PROBLEM DETAILS
Your answer should hold exactly the lines from the one with "Extract the structured" through the last line of the material below, nothing before and nothing extra.

DATASET EXTRACT
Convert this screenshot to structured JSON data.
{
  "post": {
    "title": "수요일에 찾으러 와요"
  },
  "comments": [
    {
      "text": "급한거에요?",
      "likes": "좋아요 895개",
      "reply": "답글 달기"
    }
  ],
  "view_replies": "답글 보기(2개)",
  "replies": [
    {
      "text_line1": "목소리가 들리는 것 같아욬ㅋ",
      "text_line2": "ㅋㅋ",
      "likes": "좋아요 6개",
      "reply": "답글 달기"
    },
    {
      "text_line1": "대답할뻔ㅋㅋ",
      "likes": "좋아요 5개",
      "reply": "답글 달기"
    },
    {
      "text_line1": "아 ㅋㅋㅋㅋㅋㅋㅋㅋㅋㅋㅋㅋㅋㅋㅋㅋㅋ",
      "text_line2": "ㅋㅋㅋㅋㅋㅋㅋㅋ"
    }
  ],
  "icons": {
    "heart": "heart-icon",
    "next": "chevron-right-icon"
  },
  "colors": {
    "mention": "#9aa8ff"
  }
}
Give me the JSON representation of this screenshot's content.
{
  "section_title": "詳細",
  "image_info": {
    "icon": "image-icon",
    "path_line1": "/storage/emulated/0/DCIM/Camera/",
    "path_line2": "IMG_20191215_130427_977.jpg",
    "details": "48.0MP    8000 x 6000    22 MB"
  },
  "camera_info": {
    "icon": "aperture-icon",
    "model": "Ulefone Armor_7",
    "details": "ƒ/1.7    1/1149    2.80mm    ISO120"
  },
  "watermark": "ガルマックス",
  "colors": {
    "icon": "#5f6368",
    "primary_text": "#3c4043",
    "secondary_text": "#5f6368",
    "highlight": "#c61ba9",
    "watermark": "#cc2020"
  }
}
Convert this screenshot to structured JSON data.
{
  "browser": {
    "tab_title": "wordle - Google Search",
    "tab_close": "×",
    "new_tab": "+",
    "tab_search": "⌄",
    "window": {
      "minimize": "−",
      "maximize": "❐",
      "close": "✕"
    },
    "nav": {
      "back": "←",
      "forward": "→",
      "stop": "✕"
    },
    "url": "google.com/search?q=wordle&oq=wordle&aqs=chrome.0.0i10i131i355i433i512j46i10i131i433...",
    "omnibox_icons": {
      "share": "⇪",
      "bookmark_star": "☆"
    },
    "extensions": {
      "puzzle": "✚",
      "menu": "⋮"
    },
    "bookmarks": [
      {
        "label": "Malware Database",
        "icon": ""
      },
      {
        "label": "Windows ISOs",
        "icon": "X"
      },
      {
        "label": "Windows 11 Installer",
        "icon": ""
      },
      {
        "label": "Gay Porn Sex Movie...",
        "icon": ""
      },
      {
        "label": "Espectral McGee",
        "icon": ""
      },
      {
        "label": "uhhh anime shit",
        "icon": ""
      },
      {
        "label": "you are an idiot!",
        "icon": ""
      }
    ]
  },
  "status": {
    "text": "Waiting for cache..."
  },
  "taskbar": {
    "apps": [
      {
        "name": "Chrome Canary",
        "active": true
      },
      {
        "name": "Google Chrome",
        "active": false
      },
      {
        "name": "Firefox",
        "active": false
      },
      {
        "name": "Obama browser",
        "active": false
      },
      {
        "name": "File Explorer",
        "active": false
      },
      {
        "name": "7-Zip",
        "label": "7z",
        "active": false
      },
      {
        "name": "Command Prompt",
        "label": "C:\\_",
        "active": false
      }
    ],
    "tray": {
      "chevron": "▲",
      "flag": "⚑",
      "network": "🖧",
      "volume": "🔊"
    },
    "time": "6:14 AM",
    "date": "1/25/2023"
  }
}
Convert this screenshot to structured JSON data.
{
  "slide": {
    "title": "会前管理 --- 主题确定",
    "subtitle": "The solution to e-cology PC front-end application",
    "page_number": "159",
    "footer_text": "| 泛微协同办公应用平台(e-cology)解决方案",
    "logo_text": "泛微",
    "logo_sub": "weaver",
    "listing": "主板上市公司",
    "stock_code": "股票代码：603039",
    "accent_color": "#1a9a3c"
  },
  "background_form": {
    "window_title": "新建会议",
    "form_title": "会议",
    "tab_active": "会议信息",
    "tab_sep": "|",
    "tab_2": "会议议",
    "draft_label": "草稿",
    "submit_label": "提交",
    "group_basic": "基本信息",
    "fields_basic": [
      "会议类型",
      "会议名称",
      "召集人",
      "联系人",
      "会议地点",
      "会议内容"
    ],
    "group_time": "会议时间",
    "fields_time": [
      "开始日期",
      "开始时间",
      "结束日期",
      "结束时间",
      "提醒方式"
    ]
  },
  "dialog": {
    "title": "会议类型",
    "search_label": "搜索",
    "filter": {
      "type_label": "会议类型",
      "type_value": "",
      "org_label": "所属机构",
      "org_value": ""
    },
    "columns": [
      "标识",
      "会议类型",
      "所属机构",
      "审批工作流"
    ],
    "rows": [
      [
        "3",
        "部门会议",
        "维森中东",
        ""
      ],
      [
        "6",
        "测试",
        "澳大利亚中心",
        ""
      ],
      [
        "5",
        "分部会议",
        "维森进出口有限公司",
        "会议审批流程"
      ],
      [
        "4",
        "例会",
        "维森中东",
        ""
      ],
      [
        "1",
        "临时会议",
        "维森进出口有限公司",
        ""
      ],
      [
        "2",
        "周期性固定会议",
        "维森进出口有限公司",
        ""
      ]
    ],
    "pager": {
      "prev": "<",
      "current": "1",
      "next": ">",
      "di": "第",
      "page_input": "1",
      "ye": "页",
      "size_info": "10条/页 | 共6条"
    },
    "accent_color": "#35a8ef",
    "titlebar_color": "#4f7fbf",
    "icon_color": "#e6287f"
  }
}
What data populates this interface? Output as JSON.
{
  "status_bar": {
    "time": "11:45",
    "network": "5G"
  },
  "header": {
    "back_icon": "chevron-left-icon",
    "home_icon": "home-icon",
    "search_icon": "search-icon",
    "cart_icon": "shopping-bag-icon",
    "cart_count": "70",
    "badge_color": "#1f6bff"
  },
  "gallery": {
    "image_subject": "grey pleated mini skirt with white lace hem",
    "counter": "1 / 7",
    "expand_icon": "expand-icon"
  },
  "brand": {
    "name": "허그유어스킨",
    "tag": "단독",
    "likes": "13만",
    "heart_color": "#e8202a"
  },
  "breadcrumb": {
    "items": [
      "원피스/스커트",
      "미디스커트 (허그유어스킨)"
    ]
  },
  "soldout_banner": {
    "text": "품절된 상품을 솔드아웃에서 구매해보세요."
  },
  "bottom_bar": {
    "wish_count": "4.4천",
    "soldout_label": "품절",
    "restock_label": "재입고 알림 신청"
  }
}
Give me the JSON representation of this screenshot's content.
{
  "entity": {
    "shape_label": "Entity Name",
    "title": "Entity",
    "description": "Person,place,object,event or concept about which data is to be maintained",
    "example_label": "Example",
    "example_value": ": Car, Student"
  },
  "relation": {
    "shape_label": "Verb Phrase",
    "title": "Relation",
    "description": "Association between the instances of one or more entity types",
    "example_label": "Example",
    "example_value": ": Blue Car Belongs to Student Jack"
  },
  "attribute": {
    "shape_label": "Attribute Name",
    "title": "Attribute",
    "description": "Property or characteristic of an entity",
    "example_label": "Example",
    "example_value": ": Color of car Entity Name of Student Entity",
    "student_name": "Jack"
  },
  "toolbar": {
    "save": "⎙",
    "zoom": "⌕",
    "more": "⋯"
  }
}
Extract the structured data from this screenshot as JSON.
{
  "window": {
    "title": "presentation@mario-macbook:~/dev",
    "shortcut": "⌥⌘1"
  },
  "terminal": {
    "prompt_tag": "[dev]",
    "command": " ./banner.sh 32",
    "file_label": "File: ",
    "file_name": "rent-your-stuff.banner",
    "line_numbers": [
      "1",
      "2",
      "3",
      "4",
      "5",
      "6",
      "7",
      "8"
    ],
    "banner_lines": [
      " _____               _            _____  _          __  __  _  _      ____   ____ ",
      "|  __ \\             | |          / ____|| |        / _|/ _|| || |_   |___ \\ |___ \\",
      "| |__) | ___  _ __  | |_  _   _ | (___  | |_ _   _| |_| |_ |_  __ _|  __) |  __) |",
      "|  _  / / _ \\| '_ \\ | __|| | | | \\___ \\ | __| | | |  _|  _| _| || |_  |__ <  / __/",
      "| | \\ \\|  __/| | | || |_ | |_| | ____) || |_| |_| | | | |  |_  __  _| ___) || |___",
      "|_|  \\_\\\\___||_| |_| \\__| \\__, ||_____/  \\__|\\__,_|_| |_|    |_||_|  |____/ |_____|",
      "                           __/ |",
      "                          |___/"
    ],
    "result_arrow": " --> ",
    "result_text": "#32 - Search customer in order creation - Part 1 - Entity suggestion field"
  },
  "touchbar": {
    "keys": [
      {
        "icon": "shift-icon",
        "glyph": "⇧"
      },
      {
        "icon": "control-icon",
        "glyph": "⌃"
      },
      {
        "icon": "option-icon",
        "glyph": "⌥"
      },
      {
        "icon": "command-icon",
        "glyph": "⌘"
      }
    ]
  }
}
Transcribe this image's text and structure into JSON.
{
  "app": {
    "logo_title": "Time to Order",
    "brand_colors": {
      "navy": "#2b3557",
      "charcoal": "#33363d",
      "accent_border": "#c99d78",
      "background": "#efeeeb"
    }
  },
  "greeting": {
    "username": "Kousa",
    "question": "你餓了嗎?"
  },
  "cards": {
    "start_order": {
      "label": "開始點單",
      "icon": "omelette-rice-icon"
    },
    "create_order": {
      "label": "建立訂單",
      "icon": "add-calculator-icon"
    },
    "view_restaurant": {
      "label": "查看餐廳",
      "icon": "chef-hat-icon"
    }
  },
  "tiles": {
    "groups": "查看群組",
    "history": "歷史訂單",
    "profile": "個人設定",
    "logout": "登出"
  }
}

OUTPUT FOR THIS EXERCISE
Extract the structured data from this screenshot as JSON.
{
  "window": {
    "title": "presentation@mario-macbook:~/dev",
    "shortcut": "⌥⌘1"
  },
  "terminal": {
    "prompt_tag": "[dev]",
    "command": " ./banner.sh 32",
    "file_label": "File: ",
    "file_name": "rent-your-stuff.banner",
    "line_numbers": [
      "1",
      "2",
      "3",
      "4",
      "5",
      "6",
      "7",
      "8"
    ],
    "banner_lines": [
      " _____               _            _____  _          __  __  _  _      ____   ____ ",
      "|  __ \\             | |          / ____|| |        / _|/ _|| || |_   |___ \\ |___ \\",
      "| |__) | ___  _ __  | |_  _   _ | (___  | |_ _   _| |_| |_ |_  __ _|  __) |  __) |",
      "|  _  / / _ \\| '_ \\ | __|| | | | \\___ \\ | __| | | |  _|  _| _| || |_  |__ <  / __/",
      "| | \\ \\|  __/| | | || |_ | |_| | ____) || |_| |_| | | | |  |_  __  _| ___) || |___",
      "|_|  \\_\\\\___||_| |_| \\__| \\__, ||_____/  \\__|\\__,_|_| |_|    |_||_|  |____/ |_____|",
      "                           __/ |",
      "                          |___/"
    ],
    "result_arrow": " --> ",
    "result_text": "#32 - Search customer in order creation - Part 1 - Entity suggestion field"
  },
  "touchbar": {
    "keys": [
      {
        "icon": "shift-icon",
        "glyph": "⇧"
      },
      {
        "icon": "control-icon",
        "glyph": "⌃"
      },
      {
        "icon": "option-icon",
        "glyph": "⌥"
      },
      {
        "icon": "command-icon",
        "glyph": "⌘"
      }
    ]
  }
}
Transcribe this image's text and structure into JSON.
{
  "app": {
    "logo_title": "Time to Order",
    "brand_colors": {
      "navy": "#2b3557",
      "charcoal": "#33363d",
      "accent_border": "#c99d78",
      "background": "#efeeeb"
    }
  },
  "greeting": {
    "username": "Kousa",
    "question": "你餓了嗎?"
  },
  "cards": {
    "start_order": {
      "label": "開始點單",
      "icon": "omelette-rice-icon"
    },
    "create_order": {
      "label": "建立訂單",
      "icon": "add-calculator-icon"
    },
    "view_restaurant": {
      "label": "查看餐廳",
      "icon": "chef-hat-icon"
    }
  },
  "tiles": {
    "groups": "查看群組",
    "history": "歷史訂單",
    "profile": "個人設定",
    "logout": "登出"
  }
}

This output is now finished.